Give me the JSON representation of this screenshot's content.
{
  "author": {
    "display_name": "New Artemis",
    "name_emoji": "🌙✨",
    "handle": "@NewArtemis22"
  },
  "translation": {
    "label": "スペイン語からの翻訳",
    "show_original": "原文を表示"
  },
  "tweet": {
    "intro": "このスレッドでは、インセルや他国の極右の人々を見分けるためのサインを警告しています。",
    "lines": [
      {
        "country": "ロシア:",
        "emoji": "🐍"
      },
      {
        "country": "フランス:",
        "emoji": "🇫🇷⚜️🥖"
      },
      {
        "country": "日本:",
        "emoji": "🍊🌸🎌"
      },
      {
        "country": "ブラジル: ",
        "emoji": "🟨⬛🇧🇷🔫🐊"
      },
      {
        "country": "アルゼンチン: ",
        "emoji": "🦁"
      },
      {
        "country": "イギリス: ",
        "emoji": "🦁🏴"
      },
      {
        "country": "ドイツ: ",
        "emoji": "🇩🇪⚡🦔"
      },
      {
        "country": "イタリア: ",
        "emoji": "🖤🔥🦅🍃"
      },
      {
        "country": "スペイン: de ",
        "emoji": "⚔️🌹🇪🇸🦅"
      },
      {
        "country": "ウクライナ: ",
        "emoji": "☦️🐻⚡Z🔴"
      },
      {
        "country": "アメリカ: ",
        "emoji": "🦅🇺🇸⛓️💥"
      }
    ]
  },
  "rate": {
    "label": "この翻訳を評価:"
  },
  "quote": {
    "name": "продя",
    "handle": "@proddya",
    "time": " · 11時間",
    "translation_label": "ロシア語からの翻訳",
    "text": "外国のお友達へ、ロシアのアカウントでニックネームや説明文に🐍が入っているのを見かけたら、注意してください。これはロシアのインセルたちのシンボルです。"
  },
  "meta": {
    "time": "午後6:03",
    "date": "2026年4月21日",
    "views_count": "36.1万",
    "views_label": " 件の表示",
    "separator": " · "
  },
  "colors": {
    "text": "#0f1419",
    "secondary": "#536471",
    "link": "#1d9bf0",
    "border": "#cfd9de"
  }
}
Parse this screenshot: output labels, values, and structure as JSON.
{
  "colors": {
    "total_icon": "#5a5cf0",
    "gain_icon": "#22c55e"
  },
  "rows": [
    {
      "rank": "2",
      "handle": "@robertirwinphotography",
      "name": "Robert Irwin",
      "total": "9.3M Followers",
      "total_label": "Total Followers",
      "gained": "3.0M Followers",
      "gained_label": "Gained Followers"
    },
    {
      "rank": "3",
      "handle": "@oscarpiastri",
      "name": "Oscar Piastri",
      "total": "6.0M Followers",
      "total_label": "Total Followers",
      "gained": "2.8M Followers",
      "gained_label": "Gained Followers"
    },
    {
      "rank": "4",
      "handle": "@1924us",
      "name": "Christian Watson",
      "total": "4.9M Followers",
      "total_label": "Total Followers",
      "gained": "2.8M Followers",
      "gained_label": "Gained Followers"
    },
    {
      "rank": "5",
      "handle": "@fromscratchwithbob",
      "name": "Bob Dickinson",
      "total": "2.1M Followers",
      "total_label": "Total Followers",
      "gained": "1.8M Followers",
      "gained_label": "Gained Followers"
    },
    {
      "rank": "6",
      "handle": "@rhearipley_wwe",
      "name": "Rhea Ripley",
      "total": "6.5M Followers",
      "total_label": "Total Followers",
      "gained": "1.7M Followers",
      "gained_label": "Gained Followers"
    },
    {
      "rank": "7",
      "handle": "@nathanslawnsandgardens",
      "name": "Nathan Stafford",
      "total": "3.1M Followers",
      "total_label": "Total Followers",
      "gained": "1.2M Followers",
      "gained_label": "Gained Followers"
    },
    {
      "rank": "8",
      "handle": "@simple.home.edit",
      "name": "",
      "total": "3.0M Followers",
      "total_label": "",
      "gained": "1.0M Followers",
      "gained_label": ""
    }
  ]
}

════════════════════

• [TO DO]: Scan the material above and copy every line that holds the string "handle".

• [SOLVED PROBLEM]:
    "handle": "@NewArtemis22"
    "handle": "@proddya",
      "handle": "@robertirwinphotography",
      "handle": "@oscarpiastri",
      "handle": "@1924us",
      "handle": "@fromscratchwithbob",
      "handle": "@rhearipley_wwe",
      "handle": "@nathanslawnsandgardens",
      "handle": "@simple.home.edit",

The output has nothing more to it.